The Literary World’s New Litmus Test for Keeping Out the Wrong Kind of Jews

“One of the greatest mass delusions of the 21st century,” writes James Kirchick, “is the belief that Israel is committing a genocide against Palestinians.” In the publishing business this delusion has translated into hostility toward Jews, as Kirchick explains:

Over the past several months, a litmus test has emerged across wide swaths of the literary world effectively excluding Jews from full participation unless they denounce Israel. This phenomenon has been unfolding in progressive spaces (academia, politics, cultural organizations) for quite some time. That it has now hit the rarefied, highbrow realm of publishing—where Jewish Americans have made enormous contributions and the vitality of which depends on intellectual pluralism and free expression—is particularly alarming.

Nine days after the October 7 attack, the popular website Literary Hub began publishing what has since become a near-daily torrent of agitprop invective against what it describes as the “rogue ethnostate” of Israel, which it routinely accuses of committing genocide. In March, after a mass resignation of its staff members, the literary magazine Guernica retracted a personal essay by a left-wing Israeli woman about her experience volunteering to drive Palestinian children to Israel for medical treatment. In her resignation letter, one of the magazine’s co-publishers denounced the piece as “a hand-wringing apologia for Zionism and the ongoing genocide in Palestine.”

A campaign of intimidation, the sort of thing that happens to the dissident writers in closed societies whom PEN, [a writers’ organization founded to protect freedom of speech], regularly champions, is afoot to pressure writers into toeing this new party line. PEN’s current president, Jenny Finney Boylan, recently said that she had heard from “many, many authors who do not agree with those withdrawing from PEN events and who do not wish to withdraw from our events themselves but are afraid of the consequences if they speak up.”

Read more at New York Times

More about: Anti-Semitism, Gaza War 2023

 

While Israel Is Distracted on Two Fronts, Iran Is on the Verge of Building Nuclear Weapons

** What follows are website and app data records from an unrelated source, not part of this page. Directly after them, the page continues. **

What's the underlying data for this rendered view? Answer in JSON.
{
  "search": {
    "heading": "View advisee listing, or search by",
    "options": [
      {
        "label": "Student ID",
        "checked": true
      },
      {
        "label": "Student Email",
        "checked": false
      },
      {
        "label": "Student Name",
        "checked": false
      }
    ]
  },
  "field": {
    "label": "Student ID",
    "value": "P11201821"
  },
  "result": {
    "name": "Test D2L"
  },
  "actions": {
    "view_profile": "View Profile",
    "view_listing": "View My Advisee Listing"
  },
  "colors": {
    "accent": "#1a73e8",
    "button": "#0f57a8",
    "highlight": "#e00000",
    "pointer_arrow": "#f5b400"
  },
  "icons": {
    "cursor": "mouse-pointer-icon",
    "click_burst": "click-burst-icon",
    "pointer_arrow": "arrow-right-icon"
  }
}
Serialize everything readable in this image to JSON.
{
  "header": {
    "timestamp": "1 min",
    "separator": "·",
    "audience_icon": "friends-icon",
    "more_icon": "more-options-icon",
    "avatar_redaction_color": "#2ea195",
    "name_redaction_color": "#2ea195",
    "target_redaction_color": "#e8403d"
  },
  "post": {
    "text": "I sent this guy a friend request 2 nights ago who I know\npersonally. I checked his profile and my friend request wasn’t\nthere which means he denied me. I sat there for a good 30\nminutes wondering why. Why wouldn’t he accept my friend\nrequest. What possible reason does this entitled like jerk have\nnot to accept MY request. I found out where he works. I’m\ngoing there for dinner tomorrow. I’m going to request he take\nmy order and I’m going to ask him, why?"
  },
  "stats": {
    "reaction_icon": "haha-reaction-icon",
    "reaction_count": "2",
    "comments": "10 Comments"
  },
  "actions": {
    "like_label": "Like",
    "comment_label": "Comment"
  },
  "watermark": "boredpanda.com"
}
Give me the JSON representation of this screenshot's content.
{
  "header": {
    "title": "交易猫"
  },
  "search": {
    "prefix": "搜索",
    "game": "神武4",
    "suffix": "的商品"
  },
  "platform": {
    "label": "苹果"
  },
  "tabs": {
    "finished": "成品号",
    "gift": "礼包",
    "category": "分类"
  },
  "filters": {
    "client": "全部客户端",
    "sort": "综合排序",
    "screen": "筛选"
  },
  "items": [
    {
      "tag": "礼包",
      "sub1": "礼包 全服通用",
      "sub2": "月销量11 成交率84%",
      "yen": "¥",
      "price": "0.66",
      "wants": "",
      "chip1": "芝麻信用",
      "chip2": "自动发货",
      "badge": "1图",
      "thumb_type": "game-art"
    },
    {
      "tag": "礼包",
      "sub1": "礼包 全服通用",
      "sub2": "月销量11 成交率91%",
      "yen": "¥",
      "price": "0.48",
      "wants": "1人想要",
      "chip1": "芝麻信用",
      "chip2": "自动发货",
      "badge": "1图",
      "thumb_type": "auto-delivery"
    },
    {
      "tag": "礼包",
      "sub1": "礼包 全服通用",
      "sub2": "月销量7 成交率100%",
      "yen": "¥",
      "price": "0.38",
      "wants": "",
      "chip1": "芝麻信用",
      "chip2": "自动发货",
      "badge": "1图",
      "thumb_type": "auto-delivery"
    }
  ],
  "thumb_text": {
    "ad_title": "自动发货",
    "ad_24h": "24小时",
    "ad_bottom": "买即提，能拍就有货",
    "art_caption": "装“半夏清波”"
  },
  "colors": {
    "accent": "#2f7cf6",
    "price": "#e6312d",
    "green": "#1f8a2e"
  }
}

Iran recently announced its plans to install over 1,000 new advanced centrifuges at its Fordow nuclear facility. Once they are up and running, the Institute for Science and International Security assesses, Fordow will be able to produce enough highly enriched uranium for three nuclear bombs in a mere ten days. The U.S. has remained indifferent. Jacob Nagel writes:

For more than two decades, Iran has continued its efforts to enhance its nuclear-weapons capability—mainly by enriching uranium—causing Israel and the world to concentrate on the fissile material. The International Atomic Energy Agency recently confirmed that Iran has a huge stockpile of uranium enriched to 60 percent, as well as more enriched to 20 percent, and the IAEA board of governors adopted the E3 (France, Germany, UK) proposed resolution to censure Iran for the violations and lack of cooperation with the agency. The Biden administration tried to block it, but joined the resolution when it understood its efforts to block it had failed.

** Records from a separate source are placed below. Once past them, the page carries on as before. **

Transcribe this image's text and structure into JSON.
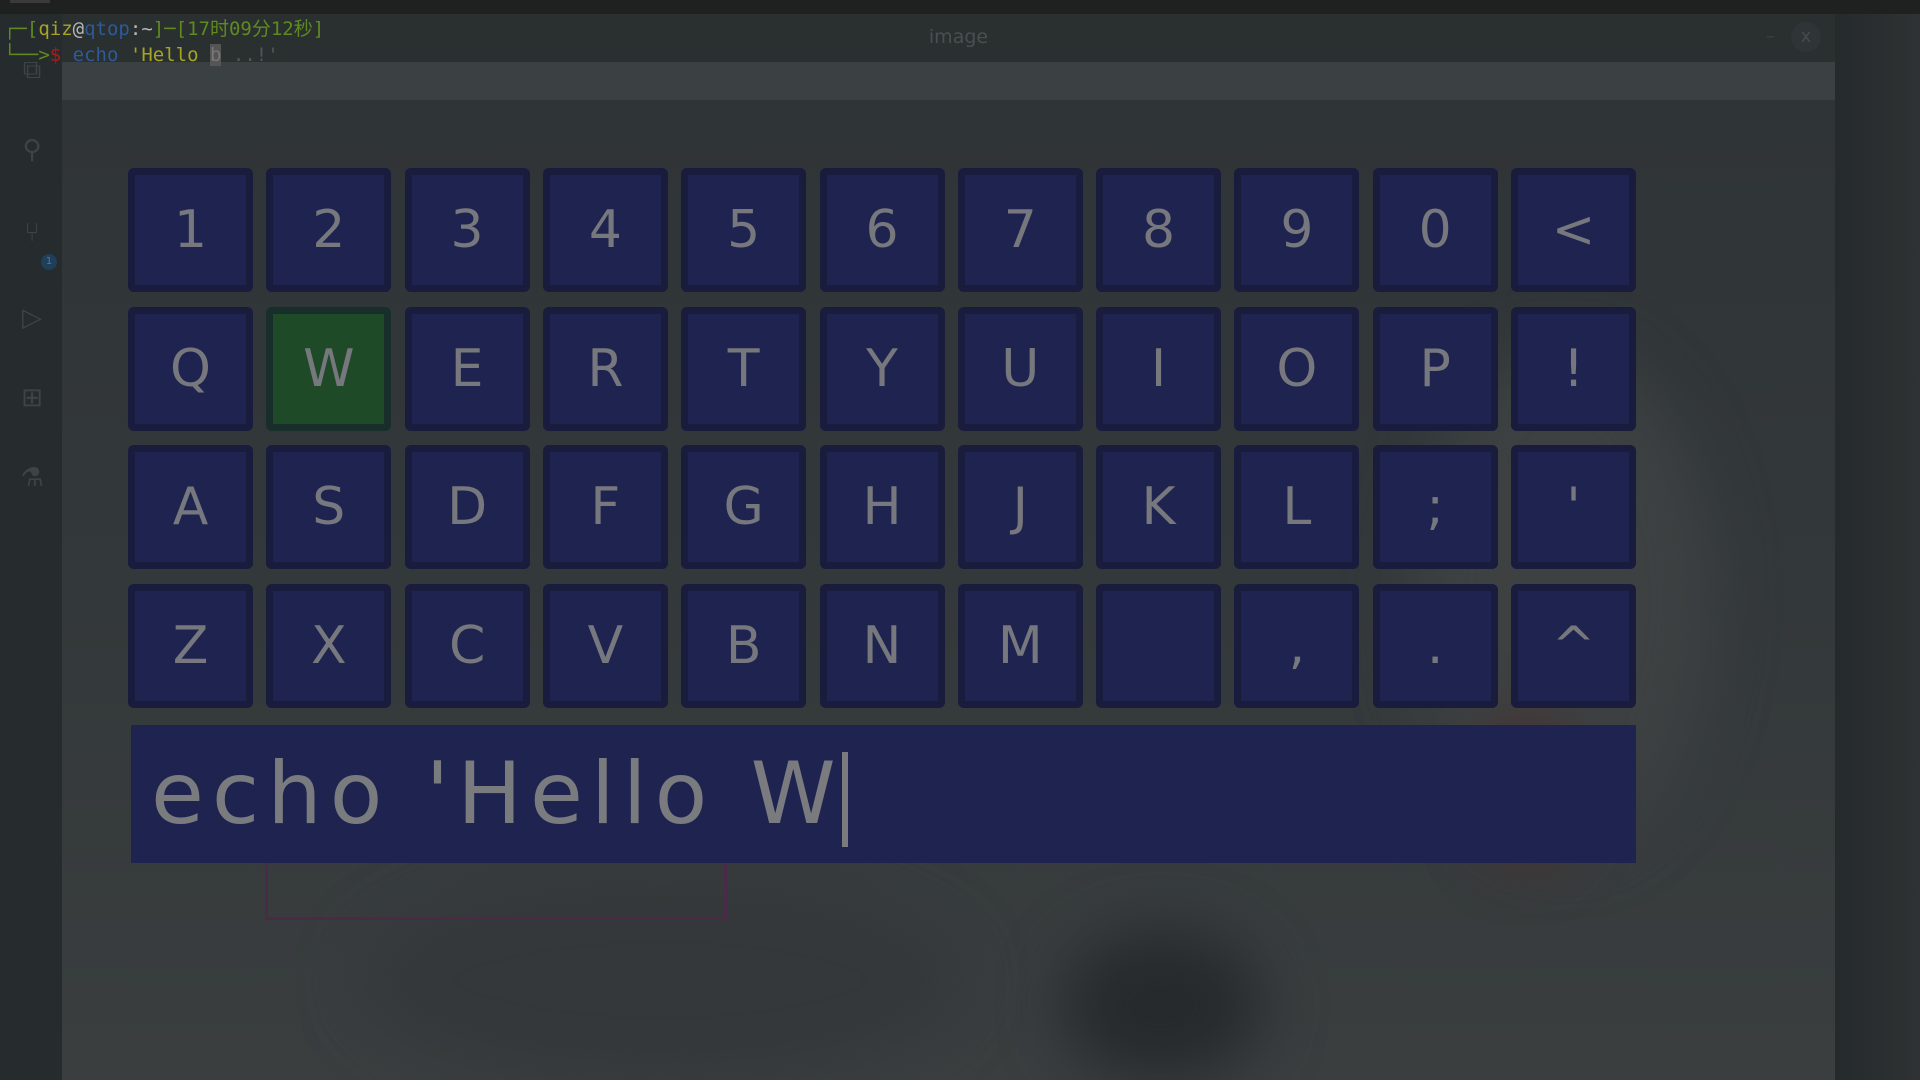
{
  "terminal": {
    "line1": {
      "bracket_open": "┌─[",
      "user": "qiz",
      "at": "@",
      "host": "qtop",
      "path": ":~",
      "bracket_close": "]─[",
      "time": "17时09分12秒",
      "end": "]"
    },
    "line2": {
      "arrow": "└──>",
      "prompt": "$",
      "command": "echo",
      "arg": "'Hello",
      "cursor_char": "b",
      "ghost": " ..!'"
    }
  },
  "window": {
    "title": "image",
    "minimize": "–",
    "close": "x"
  },
  "sidebar": {
    "badge": "1",
    "icons": [
      "files-icon",
      "search-icon",
      "source-control-icon",
      "run-debug-icon",
      "extensions-icon",
      "testing-icon"
    ]
  },
  "keyboard": {
    "rows": [
      [
        "1",
        "2",
        "3",
        "4",
        "5",
        "6",
        "7",
        "8",
        "9",
        "0",
        "<"
      ],
      [
        "Q",
        "W",
        "E",
        "R",
        "T",
        "Y",
        "U",
        "I",
        "O",
        "P",
        "!"
      ],
      [
        "A",
        "S",
        "D",
        "F",
        "G",
        "H",
        "J",
        "K",
        "L",
        ";",
        "'"
      ],
      [
        "Z",
        "X",
        "C",
        "V",
        "B",
        "N",
        "M",
        " ",
        ",",
        ".",
        "^"
      ]
    ],
    "active_key": "W",
    "colors": {
      "key": "#1f2350",
      "active": "#1e4a28",
      "text": "#77787e"
    }
  },
  "input": {
    "value": "echo 'Hello W"
  }
}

To clarify, enrichment of uranium above 20 percent is unnecessary for most civilian purposes, and transforming 20-percent-enriched uranium to the 90-percent-enriched product necessary for producing weapons is a relatively small step. Washington’s reluctance even to express concern about this development appears to stem from an unwillingness to acknowledge the failures of President Obama’s nuclear policy. Worse, writes Nagel, it is turning a blind eye to efforts at weaponization. But Israel has no such luxury:

Israel must adopt a totally new approach, concentrating mainly on two main efforts: [halting] Iran’s weaponization actions and weakening the regime hoping it will lead to its replacement. Israel should continue the fight against Iran’s enrichment facilities (especially against the new deep underground facility being built near Natanz) and uranium stockpiles, but it should not be the only goal, and for sure not the priority.

The biggest danger threatening Israel’s existence remains the nuclear program. It would be better to confront this threat with Washington, but Israel also must be fully prepared to do it alone.

Read more at Ynet

More about: Iran nuclear program, Israeli Security, Joseph Biden, U.S. Foreign policy